### WORK INSTRUCTION
Go through the listing and pick out each line with the word "gradient" in it.

····················

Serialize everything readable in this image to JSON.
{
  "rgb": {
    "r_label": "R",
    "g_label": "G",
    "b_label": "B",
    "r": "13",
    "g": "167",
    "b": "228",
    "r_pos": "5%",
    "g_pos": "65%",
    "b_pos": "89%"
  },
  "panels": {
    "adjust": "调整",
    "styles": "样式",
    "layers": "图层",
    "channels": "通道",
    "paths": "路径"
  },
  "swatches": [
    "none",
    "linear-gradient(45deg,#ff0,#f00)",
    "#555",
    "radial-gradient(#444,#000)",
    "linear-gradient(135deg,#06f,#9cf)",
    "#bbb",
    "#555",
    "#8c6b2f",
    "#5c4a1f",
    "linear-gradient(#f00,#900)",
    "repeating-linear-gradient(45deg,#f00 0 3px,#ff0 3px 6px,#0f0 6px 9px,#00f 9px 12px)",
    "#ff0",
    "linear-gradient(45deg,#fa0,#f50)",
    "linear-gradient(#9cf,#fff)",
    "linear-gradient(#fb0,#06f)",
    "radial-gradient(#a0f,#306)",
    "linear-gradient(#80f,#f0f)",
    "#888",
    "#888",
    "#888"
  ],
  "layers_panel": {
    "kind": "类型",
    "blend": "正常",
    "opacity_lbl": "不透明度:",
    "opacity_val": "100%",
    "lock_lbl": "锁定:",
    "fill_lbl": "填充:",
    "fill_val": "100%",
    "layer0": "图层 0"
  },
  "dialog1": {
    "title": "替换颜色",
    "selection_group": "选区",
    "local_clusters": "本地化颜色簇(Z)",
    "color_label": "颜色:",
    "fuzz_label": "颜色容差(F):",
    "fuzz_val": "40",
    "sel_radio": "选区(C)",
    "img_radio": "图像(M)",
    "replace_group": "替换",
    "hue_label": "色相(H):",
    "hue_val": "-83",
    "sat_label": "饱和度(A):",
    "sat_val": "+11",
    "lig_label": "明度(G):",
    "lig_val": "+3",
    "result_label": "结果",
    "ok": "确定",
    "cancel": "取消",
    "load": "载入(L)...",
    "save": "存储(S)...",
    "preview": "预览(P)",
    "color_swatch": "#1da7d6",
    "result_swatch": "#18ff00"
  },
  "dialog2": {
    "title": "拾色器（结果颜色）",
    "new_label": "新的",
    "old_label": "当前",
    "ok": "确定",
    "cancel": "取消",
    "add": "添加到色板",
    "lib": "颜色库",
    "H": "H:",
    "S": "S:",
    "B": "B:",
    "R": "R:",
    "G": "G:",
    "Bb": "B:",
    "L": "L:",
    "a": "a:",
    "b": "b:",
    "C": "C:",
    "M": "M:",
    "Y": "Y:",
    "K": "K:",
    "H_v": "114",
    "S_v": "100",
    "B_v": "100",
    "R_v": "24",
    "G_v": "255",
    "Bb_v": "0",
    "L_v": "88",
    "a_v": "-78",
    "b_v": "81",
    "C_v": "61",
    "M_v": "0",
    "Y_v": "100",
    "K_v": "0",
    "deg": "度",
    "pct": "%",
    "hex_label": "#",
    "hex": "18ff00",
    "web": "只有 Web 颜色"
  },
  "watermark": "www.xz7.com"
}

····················

### ANSWER TO THE PROBLEM
    "linear-gradient(45deg,#ff0,#f00)",
    "radial-gradient(#444,#000)",
    "linear-gradient(135deg,#06f,#9cf)",
    "linear-gradient(#f00,#900)",
    "repeating-linear-gradient(45deg,#f00 0 3px,#ff0 3px 6px,#0f0 6px 9px,#00f 9px 12px)",
    "linear-gradient(45deg,#fa0,#f50)",
    "linear-gradient(#9cf,#fff)",
    "linear-gradient(#fb0,#06f)",
    "radial-gradient(#a0f,#306)",
    "linear-gradient(#80f,#f0f)",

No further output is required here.